* Your goal *
In the records below, find each line with the word "Forecast" and copy it.

(Excerpts from an interface dataset)
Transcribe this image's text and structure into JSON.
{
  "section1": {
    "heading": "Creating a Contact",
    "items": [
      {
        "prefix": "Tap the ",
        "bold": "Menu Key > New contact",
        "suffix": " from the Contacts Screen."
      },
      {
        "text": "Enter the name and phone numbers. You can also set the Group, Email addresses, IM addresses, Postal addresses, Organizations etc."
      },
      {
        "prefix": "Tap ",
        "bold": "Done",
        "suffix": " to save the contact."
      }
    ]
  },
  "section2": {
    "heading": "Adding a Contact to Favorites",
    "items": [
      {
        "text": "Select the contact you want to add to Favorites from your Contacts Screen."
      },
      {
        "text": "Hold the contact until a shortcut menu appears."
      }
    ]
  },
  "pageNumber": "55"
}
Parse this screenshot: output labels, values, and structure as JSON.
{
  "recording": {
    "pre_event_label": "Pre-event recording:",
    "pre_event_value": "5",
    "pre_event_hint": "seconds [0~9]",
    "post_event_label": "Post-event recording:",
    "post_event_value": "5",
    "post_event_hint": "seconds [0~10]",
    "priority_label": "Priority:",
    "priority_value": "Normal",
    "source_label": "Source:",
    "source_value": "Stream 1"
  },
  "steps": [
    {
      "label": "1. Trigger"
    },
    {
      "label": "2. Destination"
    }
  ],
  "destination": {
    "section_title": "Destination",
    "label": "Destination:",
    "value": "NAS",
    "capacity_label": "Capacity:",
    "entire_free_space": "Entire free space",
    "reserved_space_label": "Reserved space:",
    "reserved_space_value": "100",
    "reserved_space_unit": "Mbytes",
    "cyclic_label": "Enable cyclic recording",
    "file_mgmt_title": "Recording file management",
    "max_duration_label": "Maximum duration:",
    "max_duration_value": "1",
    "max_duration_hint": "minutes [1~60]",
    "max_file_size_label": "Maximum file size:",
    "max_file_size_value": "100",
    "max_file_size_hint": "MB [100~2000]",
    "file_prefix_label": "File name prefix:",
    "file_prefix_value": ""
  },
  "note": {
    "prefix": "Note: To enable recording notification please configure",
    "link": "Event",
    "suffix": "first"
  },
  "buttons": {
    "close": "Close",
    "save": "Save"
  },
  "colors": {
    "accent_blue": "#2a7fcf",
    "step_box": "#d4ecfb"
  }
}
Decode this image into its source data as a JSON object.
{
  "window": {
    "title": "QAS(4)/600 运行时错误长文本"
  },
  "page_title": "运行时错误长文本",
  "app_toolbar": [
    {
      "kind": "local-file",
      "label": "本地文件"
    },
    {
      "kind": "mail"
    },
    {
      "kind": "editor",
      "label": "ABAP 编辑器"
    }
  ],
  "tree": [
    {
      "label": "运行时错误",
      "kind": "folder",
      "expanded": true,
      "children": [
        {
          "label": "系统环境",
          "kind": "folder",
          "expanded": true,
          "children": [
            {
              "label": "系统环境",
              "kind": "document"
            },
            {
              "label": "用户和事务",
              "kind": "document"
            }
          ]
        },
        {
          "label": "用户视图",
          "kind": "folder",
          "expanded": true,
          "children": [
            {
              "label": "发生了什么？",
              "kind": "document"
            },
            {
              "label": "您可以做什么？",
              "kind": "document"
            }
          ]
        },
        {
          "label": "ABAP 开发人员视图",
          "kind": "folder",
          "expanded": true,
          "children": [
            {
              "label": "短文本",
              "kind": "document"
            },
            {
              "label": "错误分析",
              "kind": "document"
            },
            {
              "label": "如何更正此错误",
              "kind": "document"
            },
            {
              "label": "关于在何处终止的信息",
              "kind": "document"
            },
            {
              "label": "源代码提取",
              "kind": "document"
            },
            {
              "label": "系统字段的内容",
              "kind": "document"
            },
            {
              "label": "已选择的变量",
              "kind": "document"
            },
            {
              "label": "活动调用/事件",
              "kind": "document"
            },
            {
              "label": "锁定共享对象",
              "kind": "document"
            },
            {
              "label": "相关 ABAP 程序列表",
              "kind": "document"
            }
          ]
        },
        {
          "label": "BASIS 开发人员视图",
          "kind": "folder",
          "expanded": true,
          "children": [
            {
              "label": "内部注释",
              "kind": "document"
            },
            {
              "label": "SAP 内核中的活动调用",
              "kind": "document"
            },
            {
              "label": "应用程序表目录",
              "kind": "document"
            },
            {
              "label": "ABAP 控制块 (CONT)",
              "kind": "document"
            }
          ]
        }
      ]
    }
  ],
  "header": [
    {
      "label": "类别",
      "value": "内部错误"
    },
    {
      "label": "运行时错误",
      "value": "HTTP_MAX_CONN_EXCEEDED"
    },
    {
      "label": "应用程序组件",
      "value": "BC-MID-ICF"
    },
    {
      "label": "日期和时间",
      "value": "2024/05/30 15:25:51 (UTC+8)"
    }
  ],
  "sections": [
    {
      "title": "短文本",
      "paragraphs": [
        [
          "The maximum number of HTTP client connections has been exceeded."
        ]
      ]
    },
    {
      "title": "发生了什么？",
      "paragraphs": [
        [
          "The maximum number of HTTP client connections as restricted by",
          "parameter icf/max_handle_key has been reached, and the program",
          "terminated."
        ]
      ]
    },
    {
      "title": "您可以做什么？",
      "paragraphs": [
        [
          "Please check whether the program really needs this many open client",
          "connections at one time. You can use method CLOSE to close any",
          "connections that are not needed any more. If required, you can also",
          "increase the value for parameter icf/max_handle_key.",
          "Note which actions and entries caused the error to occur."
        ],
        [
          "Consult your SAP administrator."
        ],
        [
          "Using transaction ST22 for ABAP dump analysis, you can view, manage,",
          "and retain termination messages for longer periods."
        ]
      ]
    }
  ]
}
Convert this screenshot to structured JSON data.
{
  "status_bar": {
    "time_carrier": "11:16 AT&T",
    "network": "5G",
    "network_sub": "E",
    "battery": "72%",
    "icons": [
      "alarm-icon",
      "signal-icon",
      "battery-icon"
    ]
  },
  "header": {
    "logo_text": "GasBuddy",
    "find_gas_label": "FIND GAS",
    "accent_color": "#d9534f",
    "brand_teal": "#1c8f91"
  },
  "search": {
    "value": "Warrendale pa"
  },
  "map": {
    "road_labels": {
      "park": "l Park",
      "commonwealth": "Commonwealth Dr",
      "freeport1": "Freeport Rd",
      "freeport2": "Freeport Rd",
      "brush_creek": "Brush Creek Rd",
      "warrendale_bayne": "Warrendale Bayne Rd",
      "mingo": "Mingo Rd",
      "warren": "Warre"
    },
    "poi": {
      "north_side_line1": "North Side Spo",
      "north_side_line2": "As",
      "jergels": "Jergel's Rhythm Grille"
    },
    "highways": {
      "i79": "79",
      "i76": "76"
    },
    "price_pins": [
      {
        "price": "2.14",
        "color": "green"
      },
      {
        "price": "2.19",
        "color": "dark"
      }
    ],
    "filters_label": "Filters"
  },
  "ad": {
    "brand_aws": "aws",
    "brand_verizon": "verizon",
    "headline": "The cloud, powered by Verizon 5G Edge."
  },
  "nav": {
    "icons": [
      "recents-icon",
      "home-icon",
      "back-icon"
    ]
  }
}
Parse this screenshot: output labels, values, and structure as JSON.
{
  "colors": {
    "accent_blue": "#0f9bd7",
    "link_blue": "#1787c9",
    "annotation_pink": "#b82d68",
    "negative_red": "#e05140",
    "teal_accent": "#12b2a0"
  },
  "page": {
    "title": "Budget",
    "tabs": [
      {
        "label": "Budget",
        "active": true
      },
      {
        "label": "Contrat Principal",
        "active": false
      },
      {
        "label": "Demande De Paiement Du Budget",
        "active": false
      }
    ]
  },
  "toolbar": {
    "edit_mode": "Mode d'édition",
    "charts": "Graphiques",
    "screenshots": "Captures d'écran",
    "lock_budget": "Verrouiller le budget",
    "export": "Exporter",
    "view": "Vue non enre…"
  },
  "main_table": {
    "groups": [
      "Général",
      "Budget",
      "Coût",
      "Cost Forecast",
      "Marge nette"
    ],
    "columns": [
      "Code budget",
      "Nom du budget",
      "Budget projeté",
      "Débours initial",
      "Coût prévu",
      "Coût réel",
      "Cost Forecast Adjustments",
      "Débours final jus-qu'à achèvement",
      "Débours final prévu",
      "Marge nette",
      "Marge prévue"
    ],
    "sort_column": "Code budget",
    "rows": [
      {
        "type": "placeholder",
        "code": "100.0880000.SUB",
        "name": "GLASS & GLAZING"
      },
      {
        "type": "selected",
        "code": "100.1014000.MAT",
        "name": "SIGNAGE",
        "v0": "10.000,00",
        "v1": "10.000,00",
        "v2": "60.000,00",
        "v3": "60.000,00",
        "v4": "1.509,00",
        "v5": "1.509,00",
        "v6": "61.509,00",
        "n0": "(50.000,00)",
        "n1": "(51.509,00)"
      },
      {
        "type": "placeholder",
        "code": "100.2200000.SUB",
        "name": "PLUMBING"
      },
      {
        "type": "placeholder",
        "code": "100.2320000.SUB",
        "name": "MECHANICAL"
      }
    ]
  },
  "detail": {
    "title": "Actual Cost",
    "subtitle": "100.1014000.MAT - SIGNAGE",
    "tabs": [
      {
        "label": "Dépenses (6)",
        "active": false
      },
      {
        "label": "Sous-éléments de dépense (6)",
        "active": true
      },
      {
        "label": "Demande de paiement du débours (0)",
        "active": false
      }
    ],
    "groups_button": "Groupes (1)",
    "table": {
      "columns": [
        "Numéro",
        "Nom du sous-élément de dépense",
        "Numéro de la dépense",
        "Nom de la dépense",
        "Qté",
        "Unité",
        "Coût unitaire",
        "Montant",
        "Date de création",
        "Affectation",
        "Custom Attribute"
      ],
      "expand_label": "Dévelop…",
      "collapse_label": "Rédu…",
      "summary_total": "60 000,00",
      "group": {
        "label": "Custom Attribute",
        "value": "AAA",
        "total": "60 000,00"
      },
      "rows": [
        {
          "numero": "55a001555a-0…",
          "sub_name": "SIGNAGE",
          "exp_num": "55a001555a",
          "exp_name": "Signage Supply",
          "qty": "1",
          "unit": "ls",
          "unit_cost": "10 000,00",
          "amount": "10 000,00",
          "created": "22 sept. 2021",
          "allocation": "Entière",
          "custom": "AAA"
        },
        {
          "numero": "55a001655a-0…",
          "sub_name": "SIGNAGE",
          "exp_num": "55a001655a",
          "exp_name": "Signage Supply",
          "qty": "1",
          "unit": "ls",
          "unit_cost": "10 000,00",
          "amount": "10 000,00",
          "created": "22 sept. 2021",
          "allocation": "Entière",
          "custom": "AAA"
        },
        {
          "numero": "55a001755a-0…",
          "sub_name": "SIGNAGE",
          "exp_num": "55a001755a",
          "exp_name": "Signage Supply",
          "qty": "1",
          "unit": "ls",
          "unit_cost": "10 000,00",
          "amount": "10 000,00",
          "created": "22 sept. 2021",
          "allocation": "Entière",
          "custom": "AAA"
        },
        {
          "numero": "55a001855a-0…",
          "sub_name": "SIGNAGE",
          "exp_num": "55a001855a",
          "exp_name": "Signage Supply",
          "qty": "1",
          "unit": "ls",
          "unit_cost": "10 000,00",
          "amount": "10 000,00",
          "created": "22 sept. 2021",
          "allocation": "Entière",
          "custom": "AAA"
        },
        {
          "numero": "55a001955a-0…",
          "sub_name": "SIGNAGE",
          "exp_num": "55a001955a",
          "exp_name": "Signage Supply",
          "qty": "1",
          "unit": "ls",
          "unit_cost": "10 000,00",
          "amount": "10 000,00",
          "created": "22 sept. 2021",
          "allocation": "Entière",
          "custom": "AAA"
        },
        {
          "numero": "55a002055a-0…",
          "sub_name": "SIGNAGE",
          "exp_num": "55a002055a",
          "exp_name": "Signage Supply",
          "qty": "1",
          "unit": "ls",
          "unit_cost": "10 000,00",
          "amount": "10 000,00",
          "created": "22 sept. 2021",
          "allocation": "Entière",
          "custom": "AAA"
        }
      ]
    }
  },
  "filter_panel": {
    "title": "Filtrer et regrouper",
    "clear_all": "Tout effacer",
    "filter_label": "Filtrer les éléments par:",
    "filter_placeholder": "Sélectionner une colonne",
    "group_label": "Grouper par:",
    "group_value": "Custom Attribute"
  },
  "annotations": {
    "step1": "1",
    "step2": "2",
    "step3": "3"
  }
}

* Written reply *
      "Cost Forecast",
      "Cost Forecast Adjustments",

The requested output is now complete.